Changes in criteria relating to the definition of independent contractors: Employers can expect to see a continued crackdown on those companies that seek to avoid payroll taxes simply by calling people independent contractors. Tightening the standards of who is a legitimate independent contractor would automatically increase the collection of payroll taxes without increasing the tax rates. California recently criminalized such misclassifications. This is an area that can be addressed through regulation, increased enforcement and may be one of the few areas where Democrats and Republicans can find common ground.
Funding of public infrastructure: Hurricane Sandy created an urgency to replacing the country’s aging infrastructure.

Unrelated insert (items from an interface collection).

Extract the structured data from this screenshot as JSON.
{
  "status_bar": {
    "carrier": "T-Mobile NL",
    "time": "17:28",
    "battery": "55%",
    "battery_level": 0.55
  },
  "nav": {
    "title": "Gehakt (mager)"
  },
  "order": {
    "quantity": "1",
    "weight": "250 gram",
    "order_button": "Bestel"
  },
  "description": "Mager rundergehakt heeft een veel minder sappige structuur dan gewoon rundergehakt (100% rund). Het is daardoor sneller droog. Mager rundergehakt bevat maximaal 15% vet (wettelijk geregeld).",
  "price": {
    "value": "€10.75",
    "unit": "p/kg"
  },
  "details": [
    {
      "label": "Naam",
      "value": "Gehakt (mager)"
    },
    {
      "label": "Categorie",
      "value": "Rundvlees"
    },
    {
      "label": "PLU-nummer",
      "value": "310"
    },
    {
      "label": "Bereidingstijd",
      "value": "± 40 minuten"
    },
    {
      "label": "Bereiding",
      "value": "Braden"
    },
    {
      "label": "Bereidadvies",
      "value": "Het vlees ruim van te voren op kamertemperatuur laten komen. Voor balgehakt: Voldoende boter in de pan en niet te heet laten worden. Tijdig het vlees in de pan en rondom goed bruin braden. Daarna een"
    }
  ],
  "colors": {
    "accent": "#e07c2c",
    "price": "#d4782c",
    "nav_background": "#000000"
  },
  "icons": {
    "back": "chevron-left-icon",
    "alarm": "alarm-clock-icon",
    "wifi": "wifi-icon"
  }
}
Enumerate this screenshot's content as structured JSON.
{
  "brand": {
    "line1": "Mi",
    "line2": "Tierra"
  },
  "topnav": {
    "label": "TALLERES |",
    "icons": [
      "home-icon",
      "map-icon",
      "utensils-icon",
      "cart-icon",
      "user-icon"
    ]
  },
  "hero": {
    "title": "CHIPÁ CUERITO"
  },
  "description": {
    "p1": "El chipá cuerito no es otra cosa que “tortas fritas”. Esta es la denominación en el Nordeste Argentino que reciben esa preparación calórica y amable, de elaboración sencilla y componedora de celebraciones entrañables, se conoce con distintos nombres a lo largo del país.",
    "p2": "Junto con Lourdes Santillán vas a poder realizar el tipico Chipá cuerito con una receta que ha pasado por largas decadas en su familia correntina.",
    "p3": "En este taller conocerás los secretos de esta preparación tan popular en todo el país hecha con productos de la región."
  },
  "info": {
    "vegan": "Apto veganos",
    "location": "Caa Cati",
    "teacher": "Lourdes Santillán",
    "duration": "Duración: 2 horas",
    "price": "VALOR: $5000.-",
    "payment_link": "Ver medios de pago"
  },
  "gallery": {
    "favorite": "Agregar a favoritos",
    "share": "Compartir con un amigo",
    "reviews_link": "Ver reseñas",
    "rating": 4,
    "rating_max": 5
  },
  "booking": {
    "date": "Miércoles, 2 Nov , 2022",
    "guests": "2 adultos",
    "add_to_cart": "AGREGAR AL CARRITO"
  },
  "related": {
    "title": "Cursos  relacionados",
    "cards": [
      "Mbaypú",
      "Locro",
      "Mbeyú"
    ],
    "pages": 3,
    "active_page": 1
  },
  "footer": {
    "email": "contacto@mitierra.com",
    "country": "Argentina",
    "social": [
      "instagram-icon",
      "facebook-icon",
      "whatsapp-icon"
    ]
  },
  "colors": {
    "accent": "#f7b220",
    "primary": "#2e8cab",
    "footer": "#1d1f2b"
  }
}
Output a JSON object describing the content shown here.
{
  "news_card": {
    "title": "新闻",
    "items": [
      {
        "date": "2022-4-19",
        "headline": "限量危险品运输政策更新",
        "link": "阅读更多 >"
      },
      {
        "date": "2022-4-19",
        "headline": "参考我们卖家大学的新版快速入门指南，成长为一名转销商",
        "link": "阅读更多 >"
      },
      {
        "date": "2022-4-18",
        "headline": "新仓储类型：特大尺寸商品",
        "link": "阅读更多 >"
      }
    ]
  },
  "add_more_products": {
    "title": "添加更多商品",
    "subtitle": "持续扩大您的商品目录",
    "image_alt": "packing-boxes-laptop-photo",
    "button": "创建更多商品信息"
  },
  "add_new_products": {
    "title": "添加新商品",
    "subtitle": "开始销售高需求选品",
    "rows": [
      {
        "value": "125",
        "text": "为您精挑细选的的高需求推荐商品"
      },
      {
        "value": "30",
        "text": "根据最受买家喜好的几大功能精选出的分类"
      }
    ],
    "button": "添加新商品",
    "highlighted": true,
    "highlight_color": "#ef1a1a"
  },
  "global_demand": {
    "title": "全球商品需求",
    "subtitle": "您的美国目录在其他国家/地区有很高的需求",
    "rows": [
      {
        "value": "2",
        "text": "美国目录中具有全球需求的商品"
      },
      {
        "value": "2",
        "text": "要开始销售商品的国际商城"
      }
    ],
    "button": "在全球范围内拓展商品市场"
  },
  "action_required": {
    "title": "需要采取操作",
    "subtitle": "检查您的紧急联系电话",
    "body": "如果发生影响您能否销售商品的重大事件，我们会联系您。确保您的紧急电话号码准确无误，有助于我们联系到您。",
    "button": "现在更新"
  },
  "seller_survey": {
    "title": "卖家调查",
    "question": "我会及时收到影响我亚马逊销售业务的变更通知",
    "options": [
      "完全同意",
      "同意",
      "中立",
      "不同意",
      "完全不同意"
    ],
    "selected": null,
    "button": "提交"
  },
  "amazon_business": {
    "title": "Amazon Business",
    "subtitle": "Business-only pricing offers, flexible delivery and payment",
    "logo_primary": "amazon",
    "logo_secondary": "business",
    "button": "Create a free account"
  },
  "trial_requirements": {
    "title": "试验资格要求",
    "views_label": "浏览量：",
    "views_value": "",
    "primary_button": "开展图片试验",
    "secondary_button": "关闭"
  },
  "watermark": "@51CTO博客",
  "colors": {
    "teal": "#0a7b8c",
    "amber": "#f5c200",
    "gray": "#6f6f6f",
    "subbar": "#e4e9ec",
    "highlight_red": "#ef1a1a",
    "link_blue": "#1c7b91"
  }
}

The president has advocated a national infrastructure bank to use public and private capital to fund projects,which might be considered if it becomes the new opportunity for Congressmen to deliver “earmarks” to benefit their constituents. The challenge will be to appease deficit-focused House members.
State and local efforts to eliminate project labor agreements on publicly funded projects: Independent construction contractors will be seeking to “even the playing field” for winning public construction contracts by driving initiatives or legislative changes to eliminate project labor agreements on publicly funded projects. Eliminating the mandates for paying prevailing wage cuts overall project costs 10% to 15%, and over 80% of construction workers are non-union. The unions were defeated on these initiatives in southern California in the last few years. Legislative or administrative actions have been taken to eliminate project labor agreements in Arizona, Idaho, Iowa, Missouri, Arkansas, Louisiana, Michigan, Tennessee and Utah.
Expect a short honeymoon between President Obama and business leaders until the initial compromise is made on the looming debt crisis, with great concern that the debt ceiling will be reached before a deal can be made. This “cooperation” will continue as the broad objectives for tax reform are reached and then will begin to splinter as business sectors start to fight for the winners and losers. But have no doubt that there will be increased regulations across industries that will cut bottom-line profits.
Ladonna Y. Lee, a strategic communications consultant, is based in the Washington, D.C., office of Foley & Lardner LLP, where she serves as vice chair of the Government & Public Policy Practice. Mark J. Neuberger is counsel with Foley & Lardner’s Miami office, where he represents employer’s in all aspects of labor relations and employment-related litigation.